Communication is hard. Simple, but not easy. In this digital age, you can talk with anyone, anywhere, anytime. Instantly text, or chat, or message a friend across the country? No problem. All you must do is choose the right app. What could go wrong?
Texting via SMS is antiquated and should be obsolete, yet it continues to thrive in the US. Yeah, so texting – rudimentary, outdated, super-popular!
With the internet in your pocket, you can now act more modern, using the data-rich web to communicate. If you’re on Apple’s iPhone, it’s simple. Use iMessage. No probs, right? Well, except for those pesky green bubbles with their inferior communication skills. More on that later.
iMessage is not the only chat app available. Many others abound. So if I want to, say, avoid broken group texts between iMessage and Android Messages, I’ve got to use a third-party web-based chat app that skips SMS texting altogether.
Facebook Messenger and WhatsApp are popular choices to name just two. For argument’s sake, let’s say those are the only two. It should be simple to pick one – but it’s not. The fact is, you must use the same chat app(s) that the people you communicate with do. It’s all fragmented. Many people, many chat apps.
To make it easy, you could just pick a chat app based on only the one or two people you message the most. But easy, it is not. In my case, my wife and my Dad are my best texters. My wife and I use iMessage on our iPhones – blue text bubbles! My Dad uses an Android phone, so his texts to me are green. No big deal, really. Sometimes my Dad and I use Facebook Messenger. But what will happen when I switch my phone to an Android? I’ll become a green bubble to my wife – but again so what?
Since my family is all on Facebook, then what if we all just used Facebook Messenger together? Then it would not matter what phone anyone uses. Well, that won’t work for me because my wife – to this day – refuses to install Facebook Messenger on her phone. She is adamantly opposed to the move Facebook made years ago when it pulled Messenger from the main Facebook app and “forced” everyone to install a separate app. She aint havin’ it! Okay. I can work with that.
So scratch Facebook Messenger. Instead, what if my family switches to WhatsApp? That could be great, but it’s unlikely to ever happen. Why? Simply because people don’t like change, even if it’s for the better. Change is…wait for it…hard. No matter what messenger client I may like, getting everyone on board is the challenge.
I would like to look into Google’s solutions…but oh my, that’s a convoluted mess on its own! To its credit, Google has tried – and is still trying – to clean up the mess in their messaging services. They’re now pushing RCS, the new and improved replacement of SMS/MMS texting. But who knows how that will go. At least they’re attempting to adopt iMessage-like features into Google Messages. Might as well cheer them on.

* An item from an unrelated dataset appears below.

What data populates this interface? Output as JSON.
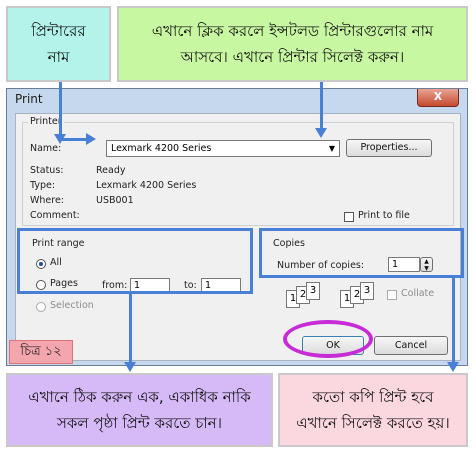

On one hand, it’s a bummer that choosing and using one do-it-all message app isn’t a reality. But on the other hand, I guess it’s cool that there are options. You can talk to anyone, anywhere, anytime. Just make sure you have the right app(s).